When it comes to building a portfolio, you want to build one that’s consistent with your accepted level of risk, is diverse, and will help you reach your goals. It isn’t about buying just stocks or buying just bonds. Instead, you want to buy a mix of different investments to help you build a portfolio that’s right for you. Here are a few things to consider as you build your portfolio.

Risk Tolerance

When deciding what to invest in and how much of your portfolio you want allocated to certain investments, it’s important to consider your risk tolerance. 

Risk tolerance refers to how much risk you’re willing to accept from your investments. There’s no guarantee of gains with investing. But some investments are riskier than others. 

Typically, bonds are seen as less risky than stocks. This is because bonds represent a loan to a company or government entity. They have a maturity date and a face value that the borrower will repay along with interest. Often, they are also less volatile than stocks. 

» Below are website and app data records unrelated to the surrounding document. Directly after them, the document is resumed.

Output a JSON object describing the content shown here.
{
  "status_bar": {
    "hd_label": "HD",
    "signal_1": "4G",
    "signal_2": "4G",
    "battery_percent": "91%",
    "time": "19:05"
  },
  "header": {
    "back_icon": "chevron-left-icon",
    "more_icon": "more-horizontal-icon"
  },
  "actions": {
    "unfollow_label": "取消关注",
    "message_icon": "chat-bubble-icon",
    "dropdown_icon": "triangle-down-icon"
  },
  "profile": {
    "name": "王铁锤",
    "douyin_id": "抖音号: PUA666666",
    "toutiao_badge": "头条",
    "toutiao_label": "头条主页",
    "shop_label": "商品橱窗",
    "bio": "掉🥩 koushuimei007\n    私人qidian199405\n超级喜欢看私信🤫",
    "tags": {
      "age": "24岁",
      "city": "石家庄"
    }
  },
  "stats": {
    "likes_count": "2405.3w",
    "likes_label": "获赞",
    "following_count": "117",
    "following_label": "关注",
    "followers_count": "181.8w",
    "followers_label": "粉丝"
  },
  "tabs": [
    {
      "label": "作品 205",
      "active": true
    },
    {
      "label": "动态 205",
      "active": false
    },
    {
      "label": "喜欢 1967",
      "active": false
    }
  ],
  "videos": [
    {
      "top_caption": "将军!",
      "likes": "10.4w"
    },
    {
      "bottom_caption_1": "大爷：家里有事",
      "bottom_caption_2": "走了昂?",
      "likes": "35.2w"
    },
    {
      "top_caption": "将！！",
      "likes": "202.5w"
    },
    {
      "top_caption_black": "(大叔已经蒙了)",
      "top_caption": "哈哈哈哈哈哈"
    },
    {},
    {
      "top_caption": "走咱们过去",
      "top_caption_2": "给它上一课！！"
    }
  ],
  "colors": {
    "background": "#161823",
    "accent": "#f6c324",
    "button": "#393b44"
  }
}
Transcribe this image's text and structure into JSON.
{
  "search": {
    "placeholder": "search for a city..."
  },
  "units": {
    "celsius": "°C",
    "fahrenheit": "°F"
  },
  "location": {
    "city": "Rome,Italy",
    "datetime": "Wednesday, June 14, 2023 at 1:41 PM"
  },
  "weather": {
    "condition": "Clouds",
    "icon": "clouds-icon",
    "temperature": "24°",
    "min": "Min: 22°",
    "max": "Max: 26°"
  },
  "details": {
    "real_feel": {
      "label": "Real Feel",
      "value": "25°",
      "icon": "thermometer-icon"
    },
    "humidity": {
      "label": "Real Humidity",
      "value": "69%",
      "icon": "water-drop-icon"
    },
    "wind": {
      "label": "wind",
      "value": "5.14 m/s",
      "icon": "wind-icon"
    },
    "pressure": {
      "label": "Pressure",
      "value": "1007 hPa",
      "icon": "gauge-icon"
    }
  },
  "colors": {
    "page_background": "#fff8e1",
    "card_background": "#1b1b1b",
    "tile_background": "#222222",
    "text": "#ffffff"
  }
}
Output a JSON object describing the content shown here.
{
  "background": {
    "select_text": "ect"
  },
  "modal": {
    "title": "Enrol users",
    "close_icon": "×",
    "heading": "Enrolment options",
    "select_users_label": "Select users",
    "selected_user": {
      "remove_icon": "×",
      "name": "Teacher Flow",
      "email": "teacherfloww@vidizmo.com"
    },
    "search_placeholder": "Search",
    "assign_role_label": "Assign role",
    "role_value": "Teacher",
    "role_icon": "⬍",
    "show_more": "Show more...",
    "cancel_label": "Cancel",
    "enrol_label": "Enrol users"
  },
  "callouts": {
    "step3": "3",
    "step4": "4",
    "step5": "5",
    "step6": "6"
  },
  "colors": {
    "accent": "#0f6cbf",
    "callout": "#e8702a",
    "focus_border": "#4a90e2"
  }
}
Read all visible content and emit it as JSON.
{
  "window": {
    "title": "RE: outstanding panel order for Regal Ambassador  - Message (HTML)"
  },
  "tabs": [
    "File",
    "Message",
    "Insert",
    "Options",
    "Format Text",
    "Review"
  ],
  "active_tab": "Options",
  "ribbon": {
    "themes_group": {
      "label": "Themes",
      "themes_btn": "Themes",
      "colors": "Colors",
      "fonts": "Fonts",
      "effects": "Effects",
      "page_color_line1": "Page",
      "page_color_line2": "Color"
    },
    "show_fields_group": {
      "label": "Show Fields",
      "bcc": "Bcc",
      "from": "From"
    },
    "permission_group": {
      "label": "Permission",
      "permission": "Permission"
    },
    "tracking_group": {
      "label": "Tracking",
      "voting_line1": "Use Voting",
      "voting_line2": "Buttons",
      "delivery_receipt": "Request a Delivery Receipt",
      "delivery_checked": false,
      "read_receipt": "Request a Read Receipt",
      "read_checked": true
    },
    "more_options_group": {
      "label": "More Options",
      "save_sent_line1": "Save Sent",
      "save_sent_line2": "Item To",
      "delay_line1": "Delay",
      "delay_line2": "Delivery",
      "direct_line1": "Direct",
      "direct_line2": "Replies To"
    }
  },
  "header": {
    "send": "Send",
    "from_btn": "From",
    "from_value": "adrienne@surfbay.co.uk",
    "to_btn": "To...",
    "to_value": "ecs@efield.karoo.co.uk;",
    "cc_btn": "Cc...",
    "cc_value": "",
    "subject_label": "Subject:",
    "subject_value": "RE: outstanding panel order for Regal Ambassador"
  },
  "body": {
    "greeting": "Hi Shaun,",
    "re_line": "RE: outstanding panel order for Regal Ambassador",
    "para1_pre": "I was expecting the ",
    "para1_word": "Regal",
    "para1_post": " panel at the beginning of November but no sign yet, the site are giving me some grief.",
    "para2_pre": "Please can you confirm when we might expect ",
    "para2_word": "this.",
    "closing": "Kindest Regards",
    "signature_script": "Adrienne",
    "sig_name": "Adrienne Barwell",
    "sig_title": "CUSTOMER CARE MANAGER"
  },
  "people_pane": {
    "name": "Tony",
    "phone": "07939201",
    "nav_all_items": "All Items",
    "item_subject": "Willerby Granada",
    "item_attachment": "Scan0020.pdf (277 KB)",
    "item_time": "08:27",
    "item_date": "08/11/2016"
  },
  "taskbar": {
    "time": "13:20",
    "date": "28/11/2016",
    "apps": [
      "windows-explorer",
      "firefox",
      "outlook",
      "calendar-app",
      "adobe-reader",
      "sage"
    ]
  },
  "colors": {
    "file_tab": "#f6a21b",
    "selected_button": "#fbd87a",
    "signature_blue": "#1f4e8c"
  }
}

Knowing your risk tolerance can help you have the right combination of stocks and bonds in your portfolio to help your overall risk be at acceptable levels.


Have you ever heard the expression, “don’t put all your eggs in one basket?” This is a good thing to remember when you’re investing too. You don’t want to build a portfolio that is only invested in one or two things. 

If the market for that sector falls, your principal will be at risk. This is why you want to diversify your portfolio. 

Diversifying your portfolio means investing in a variety of things with different levels of expected risks and returns. It can help you protect your portfolio because as one investment falls, the others will hopefully remain consistent or increase to offset the loss. Having a diversified portfolio helps you weather the ups and downs of the market over time. 

One good way to diversify is to have a mix of both stocks and bonds. The two investment types come with different levels of inherent risk. Having both in your portfolio can keep it within your risk tolerance. It can also help you weather the ups and downs of the market.

Know Your Goals

When you’re deciding how much of your portfolio to invest in stocks and bonds, it’s also important to consider your financial goals. 

As you start your portfolio, get clear on your goals and why you’re investing money. Then get specific on when you hope to reach your goals. 

For goals with a shorter time frame, choosing less risky investments (like bonds) that allow your money to grow but without endangering too much of the principal can be a good choice. 

For goals with a longer time horizon, assuming a bit more risk from your investments can work if you’re comfortable with it. This will allow your money to earn more over time. It also gives you a longer time horizon to recuperate after any losses your portfolio experiences.

It is important as you build your portfolio to understand the role both bonds and stocks play in helping you maintain balance. With any investment, do your research and keep your goals at the center of your planning. This will help you build a financial plan that’s right for you.

Take Charge of Your Savings
Earn rewards for creating a brighter future
Sign up to save more

Recommended Articles

How to Prioritize Savings To Meet Your Financial Goals

There’s a Jamaican proverb that says, “Save money, and one day money might just save you.” Valuable advice. It’s necessary to save some of what you earn for the future because you’ll need the money down the line.  But, as you look to start saving, there are so many different goals and personal priorities that… Read more

What Are The Best Investments If My Income Is Low?

Are you curious about investing, but you don’t know where to start, or you’re worried your income is too low? You’re not alone. Around 42% of Americans don’t have money invested in the stock market, according to a 2022 Gallup poll.  We know investing has long-term benefits, but it does come with risks, and it… Read more